MIAMI – A grisly recording of Islamic jihadists decapitating an American journalist revealed more than just the group’s pitiless, homicidal soul. It also uncorked one of the Middle East’s dirty little secrets: that a Florida man has been held hostage in Syria for a year by militants who now threaten to kill him.
Thirty-one-year-old Steven Joel Sotloff, a former University of Central Florida student who spent years reporting from the Middle East for Time magazine and other media, was kidnapped in Syria near the Turkish border last August.
Except for a single phone call to his parents in December, he hadn’t been seen or heard from again until he appeared in the video purportedly posted by the militant Islamic group that calls itself the Islamic State in Iraq and the Levant (ISIL), shortly after the scenes of the decapitation of another American journalist, 40-year-old James Foley of New Hampshire.
Sotloff was shown atop a sand dune, his head shaved, his arms bound behind his back and his expression grim as an Arabic caption flashed across the screen: “The life of Steven Joel Sotloff depends on Obama’s next move.”
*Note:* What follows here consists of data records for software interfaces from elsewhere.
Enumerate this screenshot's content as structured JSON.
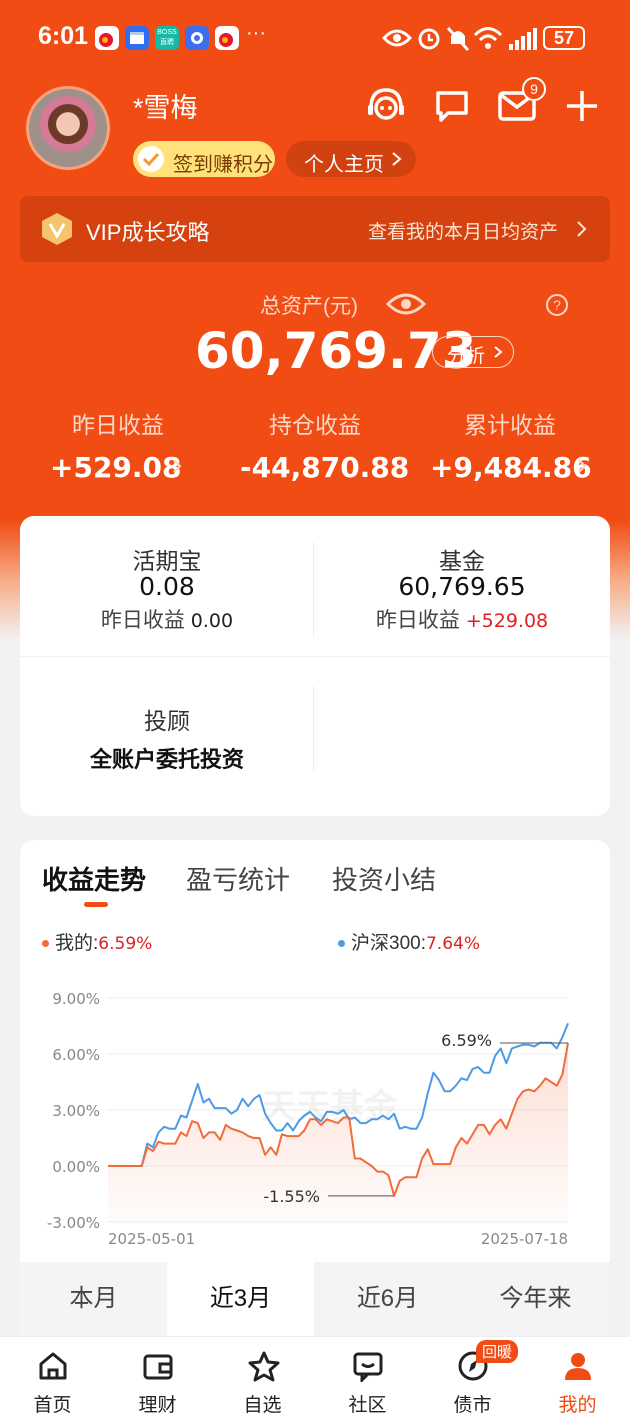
{
  "status": {
    "time": "6:01",
    "battery": "57",
    "dots": "···",
    "boss_badge_top": "BOSS",
    "boss_badge_bottom": "直聘"
  },
  "user": {
    "name": "*雪梅",
    "signin_label": "签到赚积分",
    "profile_label": "个人主页",
    "mail_badge": "9"
  },
  "vip": {
    "title": "VIP成长攻略",
    "link": "查看我的本月日均资产"
  },
  "assets": {
    "total_label": "总资产(元)",
    "total_value": "60,769.73",
    "analyze_label": "分析",
    "help_icon": "?",
    "yesterday_label": "昨日收益",
    "yesterday_value": "+529.08",
    "holding_label": "持仓收益",
    "holding_value": "-44,870.88",
    "cumulative_label": "累计收益",
    "cumulative_value": "+9,484.86"
  },
  "products": {
    "hqb_title": "活期宝",
    "hqb_value": "0.08",
    "hqb_sub_label": "昨日收益",
    "hqb_sub_value": "0.00",
    "fund_title": "基金",
    "fund_value": "60,769.65",
    "fund_sub_label": "昨日收益",
    "fund_sub_value": "+529.08",
    "advisor_title": "投顾",
    "advisor_sub": "全账户委托投资"
  },
  "chart_tabs": [
    "收益走势",
    "盈亏统计",
    "投资小结"
  ],
  "range_tabs": [
    "本月",
    "近3月",
    "近6月",
    "今年来"
  ],
  "watermark": "天天基金",
  "nav": [
    {
      "label": "首页",
      "icon": "home-icon"
    },
    {
      "label": "理财",
      "icon": "wallet-icon"
    },
    {
      "label": "自选",
      "icon": "star-icon"
    },
    {
      "label": "社区",
      "icon": "community-icon"
    },
    {
      "label": "债市",
      "icon": "compass-icon",
      "badge": "回暖"
    },
    {
      "label": "我的",
      "icon": "person-icon"
    }
  ],
  "colors": {
    "brand": "#f04c14",
    "mine": "#f26b3a",
    "index": "#4d9be6",
    "down": "#e02020"
  },
  "chart_data": {
    "type": "line",
    "legend": [
      {
        "name": "我的",
        "value": "6.59%",
        "color": "#f26b3a"
      },
      {
        "name": "沪深300",
        "value": "7.64%",
        "color": "#4d9be6"
      }
    ],
    "ylim": [
      -3,
      9
    ],
    "yticks": [
      "9.00%",
      "6.00%",
      "3.00%",
      "0.00%",
      "-3.00%"
    ],
    "x_start": "2025-05-01",
    "x_end": "2025-07-18",
    "annotations": [
      {
        "text": "6.59%"
      },
      {
        "text": "-1.55%"
      }
    ],
    "series": [
      {
        "name": "我的",
        "color": "#f26b3a",
        "values": [
          0,
          0,
          0,
          0,
          0,
          0,
          0,
          1.0,
          0.8,
          1.3,
          1.2,
          1.2,
          1.2,
          1.8,
          1.6,
          2.4,
          2.3,
          1.5,
          1.8,
          1.8,
          1.4,
          2.2,
          2.0,
          1.9,
          1.8,
          1.6,
          1.5,
          1.5,
          0.6,
          1.0,
          0.6,
          1.7,
          1.6,
          1.6,
          1.6,
          1.9,
          2.5,
          2.5,
          2.2,
          2.5,
          2.4,
          2.3,
          2.6,
          2.6,
          0.4,
          0.4,
          0.2,
          0.0,
          -0.3,
          -0.3,
          -0.5,
          -1.6,
          -0.8,
          -0.6,
          -0.6,
          -0.6,
          0.4,
          0.9,
          0.1,
          0.1,
          0.1,
          0.1,
          1.0,
          1.5,
          1.2,
          1.7,
          2.2,
          2.2,
          1.7,
          2.2,
          2.5,
          2.0,
          2.8,
          3.6,
          4.0,
          4.1,
          4.0,
          4.3,
          4.7,
          4.5,
          4.3,
          4.9,
          6.59
        ]
      },
      {
        "name": "沪深300",
        "color": "#4d9be6",
        "values": [
          0,
          0,
          0,
          0,
          0,
          0,
          0,
          1.2,
          1.0,
          1.8,
          2.1,
          2.0,
          2.0,
          2.7,
          2.6,
          3.5,
          4.4,
          3.4,
          3.6,
          3.1,
          3.1,
          3.1,
          2.8,
          3.0,
          3.6,
          3.2,
          3.6,
          3.8,
          2.8,
          2.3,
          1.9,
          1.9,
          2.3,
          1.9,
          2.4,
          2.7,
          2.9,
          2.6,
          2.4,
          2.9,
          2.9,
          2.8,
          3.0,
          2.5,
          2.6,
          2.3,
          2.3,
          2.5,
          2.5,
          2.7,
          2.5,
          2.8,
          2.0,
          2.1,
          2.0,
          2.0,
          2.6,
          3.9,
          5.0,
          4.6,
          4.0,
          4.0,
          4.3,
          4.7,
          4.6,
          5.2,
          5.3,
          5.0,
          5.0,
          5.9,
          6.3,
          5.5,
          6.3,
          6.4,
          6.5,
          6.5,
          6.4,
          6.6,
          6.6,
          6.6,
          6.3,
          6.9,
          7.64
        ]
      }
    ]
  }
}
“It was Steve, 100 percent, the guy I roomed with at the University of Central Florida for three years,” said Emerson Lotzia, a sports anchorman and reporter for the Fox and NBC television affiliates in West Palm Beach, Fla. “I wish I could believe it wasn’t.”
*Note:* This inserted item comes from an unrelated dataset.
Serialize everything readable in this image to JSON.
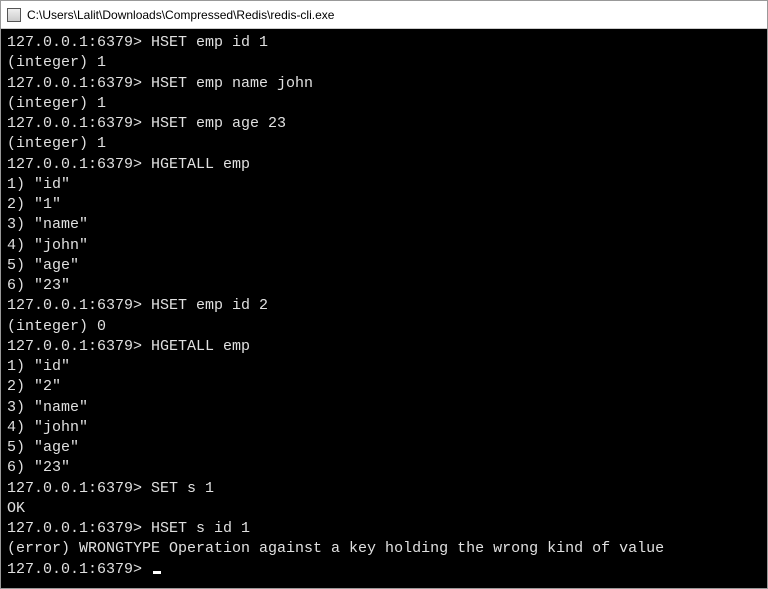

Lotzia was horrified by the video, but not entirely surprised. He was part of a small circle of family friends, government officials and journalist rights’ advocates who were aware of the kidnapping. At the behest of Sotloff’s parents, there was no public disclosure of the abduction.
“There was a blackout on his case enforced by his parents, a very effective one, and we honored it,” said Sherif Mansour, a program coordinator at the Committee to Protect Journalists’ headquarters in New York.
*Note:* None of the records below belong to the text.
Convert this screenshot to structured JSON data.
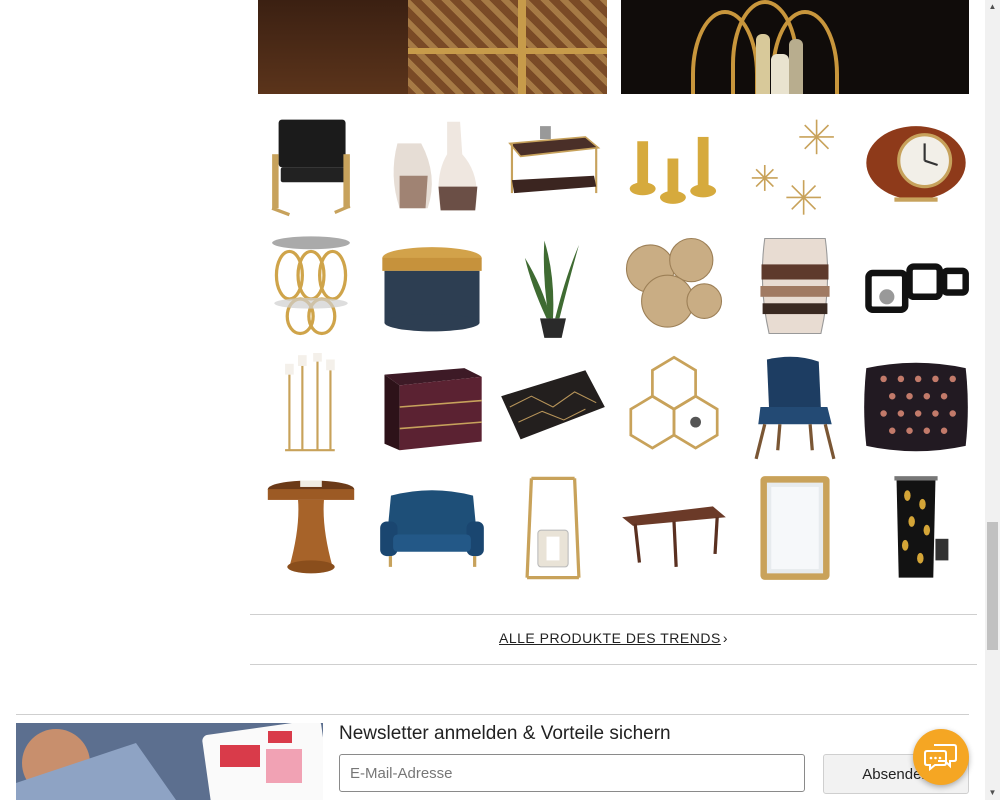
{
  "products": [
    {
      "name": "Sessel schwarz Samt"
    },
    {
      "name": "Vasen Set"
    },
    {
      "name": "Couchtisch"
    },
    {
      "name": "Kerzenhalter gold"
    },
    {
      "name": "Wanddeko Sterne"
    },
    {
      "name": "Tischuhr"
    },
    {
      "name": "Beistelltisch gold"
    },
    {
      "name": "Dose mit Deckel"
    },
    {
      "name": "Kunstpflanze"
    },
    {
      "name": "Wanddeko Blüten"
    },
    {
      "name": "Windlicht Glas"
    },
    {
      "name": "Wandregal Würfel"
    },
    {
      "name": "Kerzenständer"
    },
    {
      "name": "Kommode"
    },
    {
      "name": "Tapete"
    },
    {
      "name": "Wandregal Waben"
    },
    {
      "name": "Stuhl blau"
    },
    {
      "name": "Kissen"
    },
    {
      "name": "Beistelltisch Holz"
    },
    {
      "name": "Sofa blau"
    },
    {
      "name": "Laterne"
    },
    {
      "name": "Couchtisch Holz"
    },
    {
      "name": "Spiegel"
    },
    {
      "name": "Vorhang"
    }
  ],
  "all_products_link": "ALLE PRODUKTE DES TRENDS",
  "newsletter": {
    "title": "Newsletter anmelden & Vorteile sichern",
    "email_placeholder": "E-Mail-Adresse",
    "submit_label": "Absenden"
  },
  "colors": {
    "chat_button": "#f5a623",
    "gold": "#c8963c",
    "navy": "#1d3d62"
  }
}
Most members of the South Florida congressional delegation knew of the kidnapping as well, said U.S. Rep. Debbie Wasserman Schultz, and were trying to aid State Department efforts to free Sotloff and other American hostages.
“We did what we could, but to be honest, we had very limited ability,” Wasserman Schultz said. “It’s not like we have a diplomatic channel to [ISIL]. It’s a heinously evil terrorist group.”
The Sotloff family maintained a polite but firm silence, refusing comment to a crowd of journalists who staked out their Pinecrest, Fla., home. When family friend Chris Castle emerged from the house to buy groceries, he would say only, “Please pray, sign and share,” a reference to a Facebook petition for Steve Sotloff’s release.
Colleagues called him astute, insightful and fearless, a journalist fluent in Arabic who did not shrink even from bloody, lawless landscapes like the one in Libya, from which he reported regularly. But neither was he a cowboy.
“He struck me as thoughtful and mature, no war junkie,” said Anne Marlowe, a visiting fellow at the Hudson Institute who met Sotloff when she was working as a reporter in Libya. He was “committed to the Arab Spring and very respectful of Islamic culture,” she added.
Like most journalists who worked with Sotloff, Marlowe chose her words carefully Wednesday, mindful that his life may be dangling by a thread.
On her Twitter account, the rage she and many of her colleagues feel at the week’s events in Syria came through. Sotloff “lived in Yemen for years, spoke good Arabic, deeply loved Islamic world. … For this he is threatened with beheading,” she wrote.
Sotloff and his doomed video companion Foley were hardly the first reporters to run afoul of the confusing and deadly political landscape in Syria, where the tyrannical dictatorship of Bashar Assad is fighting a civil war against an equally ruthless coalition of Islamic opposition groups, while ISIL seizes territory for a fundamentalist Muslim nation. They regard journalists as potential targets rather than neutral observers.
At least 70 journalists have been killed in Syria over the past two years, and another 80 were kidnapped.